Second, speak up. When you hear an uneducated or un-Christlike comment made about your LGBT fellows (or anyone, for that matter) speak your mind. This isn’t about being angry, confrontational, or demanding doctrine must be changed. It's simply about helping people understand that we really are all one human family, and exemplifying the kind of peace and good will our Savior would like us all to have for one another--and helping establish a Mormon culture where that comes to life.
Words can hurt, and it makes a huge difference when you speak up. You’re not only educating those around you, but you’re sending a message that you care about how these comments make people feel. And by so doing, you give others permission to speak up for what is right, as well.
Think about the closeted person who may have heard the comment and felt shame because he couldn’t respond and speak up for himself. Or think about the woman who has a lesbian daughter and felt she couldn’t respond because she was afraid of her Mormon fellows casting judgment upon her.
Then think about what your Savior would do.
You can also sign up to join Mormons Building Bridges or Mormons for Marriage Equality on Facebook. You’ll find like-minded allies and LGBT Mormons who can share their stories of success with you. Additionally, you’ll likely locate other allies in your immediate area who can lend support, ideas, and help you build a community of supportive allies.
Most important of all, be kind. I know this sounds trite, but often the best thing you can do for LGBT Mormons is just to be nice to them. That means sitting with your friend at church, letting him know he’s missed when he doesn’t come, and inviting him to do things with you/your family outside of church. It’s really fellowship 101: Treat him the way you’d like to treated. If it turns out he is gay, your gestures will go a long way toward helping him feel safe and loved. If he’s not, he’ll still end up feeling loved. Either way, you both win.
Make sure you extend that same level of kindness to those who don’t quite support you in your new venture. You’re likely to get some push back—and maybe even from within your family.
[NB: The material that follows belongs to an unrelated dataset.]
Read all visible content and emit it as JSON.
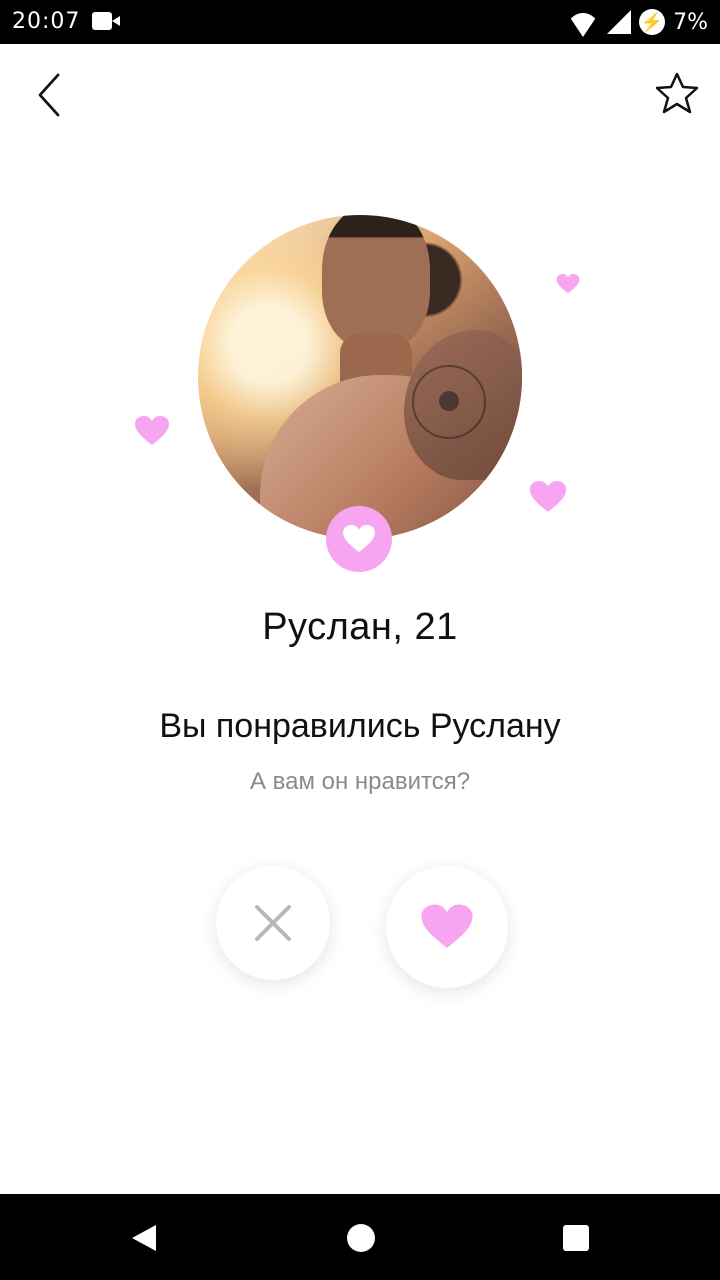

But keep in mind, our Savior’s policy of “love everyone” wasn’t altogether well received in His day, either—so keep the faith.
And remember, through all of this, the only opinion of you that should really matter more than your own is that of your Savior. I’m pretty sure he’d be pleased with your heart on this one.